    Can it really be called a disorder? It doesn't seem to have that much of a drawback, save odd dietary choices.

    Based on a single experience, I can believe that anyone has the ability, though perhaps under very specialized conditions. I'd never given it much thought, but maybe I should try to recreate the effect. I'll get back to you on that.

    Check out on synesthesia, I think you'll appreciate it.

  5. regarding your question of what the evolutionary advantage of not having it is:

    1) its important to keep in mind that a lot of genetic changes might not really be an advantage or disadvantage, so it doesn't dominate or get phased out. In this case, I'd wager that it probably isn't such a huge factor that it'd be immediately evident what roll it plays in evolution, and we haven't been here long enough for that trait to run its course. Its unlikely at this point that its going to get integrated or phased out, since our natural evolution has slowed to a crawl.

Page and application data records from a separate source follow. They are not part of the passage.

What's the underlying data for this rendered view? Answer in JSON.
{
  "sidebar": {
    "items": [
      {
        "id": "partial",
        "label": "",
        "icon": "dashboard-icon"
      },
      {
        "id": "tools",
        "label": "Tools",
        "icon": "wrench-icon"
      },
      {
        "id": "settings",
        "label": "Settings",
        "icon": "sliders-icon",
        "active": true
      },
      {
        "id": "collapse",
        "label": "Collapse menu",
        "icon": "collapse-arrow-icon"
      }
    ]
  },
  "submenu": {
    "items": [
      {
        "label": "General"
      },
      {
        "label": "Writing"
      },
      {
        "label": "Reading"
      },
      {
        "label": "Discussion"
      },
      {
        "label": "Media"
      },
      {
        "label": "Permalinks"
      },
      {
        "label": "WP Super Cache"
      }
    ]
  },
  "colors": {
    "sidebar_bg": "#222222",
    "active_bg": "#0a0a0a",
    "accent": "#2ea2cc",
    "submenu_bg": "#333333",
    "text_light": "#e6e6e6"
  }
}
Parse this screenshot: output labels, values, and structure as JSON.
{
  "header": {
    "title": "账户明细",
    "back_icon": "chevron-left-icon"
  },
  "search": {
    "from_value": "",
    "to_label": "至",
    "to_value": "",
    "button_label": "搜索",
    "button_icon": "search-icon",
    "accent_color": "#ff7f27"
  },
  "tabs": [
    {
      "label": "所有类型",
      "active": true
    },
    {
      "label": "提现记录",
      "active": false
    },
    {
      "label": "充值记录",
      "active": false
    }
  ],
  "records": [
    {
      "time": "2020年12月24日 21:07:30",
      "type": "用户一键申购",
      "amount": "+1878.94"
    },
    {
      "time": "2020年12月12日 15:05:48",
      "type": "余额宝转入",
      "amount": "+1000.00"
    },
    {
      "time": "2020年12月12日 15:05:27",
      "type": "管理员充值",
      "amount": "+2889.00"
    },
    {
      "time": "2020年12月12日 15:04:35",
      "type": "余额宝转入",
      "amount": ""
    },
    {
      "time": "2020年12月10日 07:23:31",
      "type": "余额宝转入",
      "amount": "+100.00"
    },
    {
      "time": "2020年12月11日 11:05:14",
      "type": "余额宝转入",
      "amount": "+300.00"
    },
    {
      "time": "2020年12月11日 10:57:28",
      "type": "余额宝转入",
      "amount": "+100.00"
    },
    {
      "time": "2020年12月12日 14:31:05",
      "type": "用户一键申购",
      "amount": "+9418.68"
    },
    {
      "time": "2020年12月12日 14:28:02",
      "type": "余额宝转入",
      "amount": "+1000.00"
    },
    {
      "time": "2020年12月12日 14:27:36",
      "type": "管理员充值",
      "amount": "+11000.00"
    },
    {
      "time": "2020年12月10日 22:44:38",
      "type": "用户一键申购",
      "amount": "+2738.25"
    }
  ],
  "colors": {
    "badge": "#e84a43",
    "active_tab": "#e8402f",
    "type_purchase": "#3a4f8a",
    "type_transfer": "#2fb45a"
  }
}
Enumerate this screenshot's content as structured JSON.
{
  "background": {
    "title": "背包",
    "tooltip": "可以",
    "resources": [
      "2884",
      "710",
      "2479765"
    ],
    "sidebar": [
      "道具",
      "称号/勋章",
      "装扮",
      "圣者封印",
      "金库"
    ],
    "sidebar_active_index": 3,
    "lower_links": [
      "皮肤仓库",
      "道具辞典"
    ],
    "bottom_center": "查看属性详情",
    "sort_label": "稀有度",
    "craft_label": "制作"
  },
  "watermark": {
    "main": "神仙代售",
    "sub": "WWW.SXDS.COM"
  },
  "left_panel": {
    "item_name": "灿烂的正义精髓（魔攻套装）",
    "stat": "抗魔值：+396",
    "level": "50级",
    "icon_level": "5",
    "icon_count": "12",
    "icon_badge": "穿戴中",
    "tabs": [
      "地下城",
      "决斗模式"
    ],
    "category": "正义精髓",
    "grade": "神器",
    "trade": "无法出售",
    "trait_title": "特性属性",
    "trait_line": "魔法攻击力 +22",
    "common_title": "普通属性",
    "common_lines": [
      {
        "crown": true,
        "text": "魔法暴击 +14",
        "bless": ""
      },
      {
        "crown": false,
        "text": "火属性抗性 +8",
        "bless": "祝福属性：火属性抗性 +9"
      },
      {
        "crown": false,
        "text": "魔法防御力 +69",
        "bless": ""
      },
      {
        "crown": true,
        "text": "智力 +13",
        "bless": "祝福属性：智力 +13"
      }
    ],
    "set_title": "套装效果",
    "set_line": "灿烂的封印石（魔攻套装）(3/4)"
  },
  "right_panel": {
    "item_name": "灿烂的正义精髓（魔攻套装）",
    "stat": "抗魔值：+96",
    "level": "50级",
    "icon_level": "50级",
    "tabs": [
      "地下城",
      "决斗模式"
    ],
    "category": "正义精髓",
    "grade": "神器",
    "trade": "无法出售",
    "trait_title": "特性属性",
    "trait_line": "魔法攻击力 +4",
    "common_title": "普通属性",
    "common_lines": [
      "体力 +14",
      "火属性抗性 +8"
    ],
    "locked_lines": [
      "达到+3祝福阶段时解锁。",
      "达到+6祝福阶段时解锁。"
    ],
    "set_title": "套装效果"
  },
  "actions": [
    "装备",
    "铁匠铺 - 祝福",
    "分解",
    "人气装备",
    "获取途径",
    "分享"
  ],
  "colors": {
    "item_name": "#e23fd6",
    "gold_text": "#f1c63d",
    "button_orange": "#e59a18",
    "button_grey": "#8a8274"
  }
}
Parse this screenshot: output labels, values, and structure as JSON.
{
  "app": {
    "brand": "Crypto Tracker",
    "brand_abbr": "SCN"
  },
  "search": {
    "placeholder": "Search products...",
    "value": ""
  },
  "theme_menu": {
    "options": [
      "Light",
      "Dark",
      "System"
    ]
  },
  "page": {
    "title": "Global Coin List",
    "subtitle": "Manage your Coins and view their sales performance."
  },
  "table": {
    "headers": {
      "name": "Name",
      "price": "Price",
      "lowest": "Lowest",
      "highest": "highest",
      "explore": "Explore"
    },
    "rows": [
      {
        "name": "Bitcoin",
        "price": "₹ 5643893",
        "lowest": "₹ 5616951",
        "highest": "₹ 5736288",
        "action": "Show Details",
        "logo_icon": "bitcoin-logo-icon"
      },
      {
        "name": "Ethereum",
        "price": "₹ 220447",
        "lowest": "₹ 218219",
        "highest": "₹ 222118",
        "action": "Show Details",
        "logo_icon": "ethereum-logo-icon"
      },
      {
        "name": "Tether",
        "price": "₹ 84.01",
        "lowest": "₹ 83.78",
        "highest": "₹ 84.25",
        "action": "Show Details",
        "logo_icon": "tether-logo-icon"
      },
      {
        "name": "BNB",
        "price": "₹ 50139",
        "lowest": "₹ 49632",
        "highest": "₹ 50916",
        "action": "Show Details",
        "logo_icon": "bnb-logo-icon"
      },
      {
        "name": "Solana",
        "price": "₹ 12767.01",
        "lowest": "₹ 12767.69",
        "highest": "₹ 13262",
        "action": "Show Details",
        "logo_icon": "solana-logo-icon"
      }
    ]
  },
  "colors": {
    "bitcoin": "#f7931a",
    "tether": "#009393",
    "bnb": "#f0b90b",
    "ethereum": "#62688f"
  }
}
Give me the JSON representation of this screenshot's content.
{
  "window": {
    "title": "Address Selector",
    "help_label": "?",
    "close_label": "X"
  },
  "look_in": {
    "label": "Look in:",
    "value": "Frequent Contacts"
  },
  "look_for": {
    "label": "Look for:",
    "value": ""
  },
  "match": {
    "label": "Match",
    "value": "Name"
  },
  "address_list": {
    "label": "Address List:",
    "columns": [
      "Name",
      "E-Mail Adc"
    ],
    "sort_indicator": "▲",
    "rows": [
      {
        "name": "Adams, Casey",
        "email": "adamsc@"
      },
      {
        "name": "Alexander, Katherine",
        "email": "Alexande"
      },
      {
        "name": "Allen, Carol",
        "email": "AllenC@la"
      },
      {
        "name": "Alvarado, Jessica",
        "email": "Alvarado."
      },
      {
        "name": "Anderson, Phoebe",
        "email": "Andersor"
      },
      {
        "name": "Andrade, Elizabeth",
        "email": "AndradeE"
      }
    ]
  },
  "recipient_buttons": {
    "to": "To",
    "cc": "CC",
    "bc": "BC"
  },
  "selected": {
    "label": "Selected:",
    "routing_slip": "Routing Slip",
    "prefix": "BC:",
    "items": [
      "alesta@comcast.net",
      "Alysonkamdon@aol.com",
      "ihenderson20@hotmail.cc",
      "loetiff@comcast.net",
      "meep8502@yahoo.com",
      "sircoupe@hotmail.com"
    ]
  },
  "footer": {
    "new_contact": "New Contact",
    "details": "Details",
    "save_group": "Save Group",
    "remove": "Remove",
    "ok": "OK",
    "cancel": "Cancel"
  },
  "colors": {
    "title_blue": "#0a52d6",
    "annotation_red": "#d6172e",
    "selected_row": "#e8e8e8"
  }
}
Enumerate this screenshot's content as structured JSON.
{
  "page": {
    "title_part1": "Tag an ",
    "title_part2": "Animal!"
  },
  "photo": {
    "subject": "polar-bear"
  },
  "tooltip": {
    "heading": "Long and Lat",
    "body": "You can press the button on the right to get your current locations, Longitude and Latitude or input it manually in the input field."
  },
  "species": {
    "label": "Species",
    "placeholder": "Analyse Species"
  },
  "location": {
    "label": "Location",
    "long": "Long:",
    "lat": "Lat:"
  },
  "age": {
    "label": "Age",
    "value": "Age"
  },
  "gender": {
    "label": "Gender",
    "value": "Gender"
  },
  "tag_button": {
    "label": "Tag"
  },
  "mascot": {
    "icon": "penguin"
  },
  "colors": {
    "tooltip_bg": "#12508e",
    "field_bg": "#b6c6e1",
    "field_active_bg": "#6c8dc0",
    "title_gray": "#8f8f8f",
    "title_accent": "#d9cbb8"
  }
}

    2) If there is a reason that it was mostly evolutionarily phased out, id argue that maybe it wouldn't be that beneficial to always have distractions floating across your vision. based on the comparisn to LSD induced halucinations, I assume these colours are obscuring ordinary vision.

    In regards to your experiment, i think it would be important to first determine if all synesthiates (sp?) associate the same colour with the same sound. as far as i know, this isn't the case. This could be a problem with your experiment. If everyone was taught with this keyboard/screen apparatus, they'd all theoretically associate the same colours with the same notes, and it wouldn't be the same as true synesthesia. It would beg a lot of other questions, mainly, why do people associate certain colours with certain notes?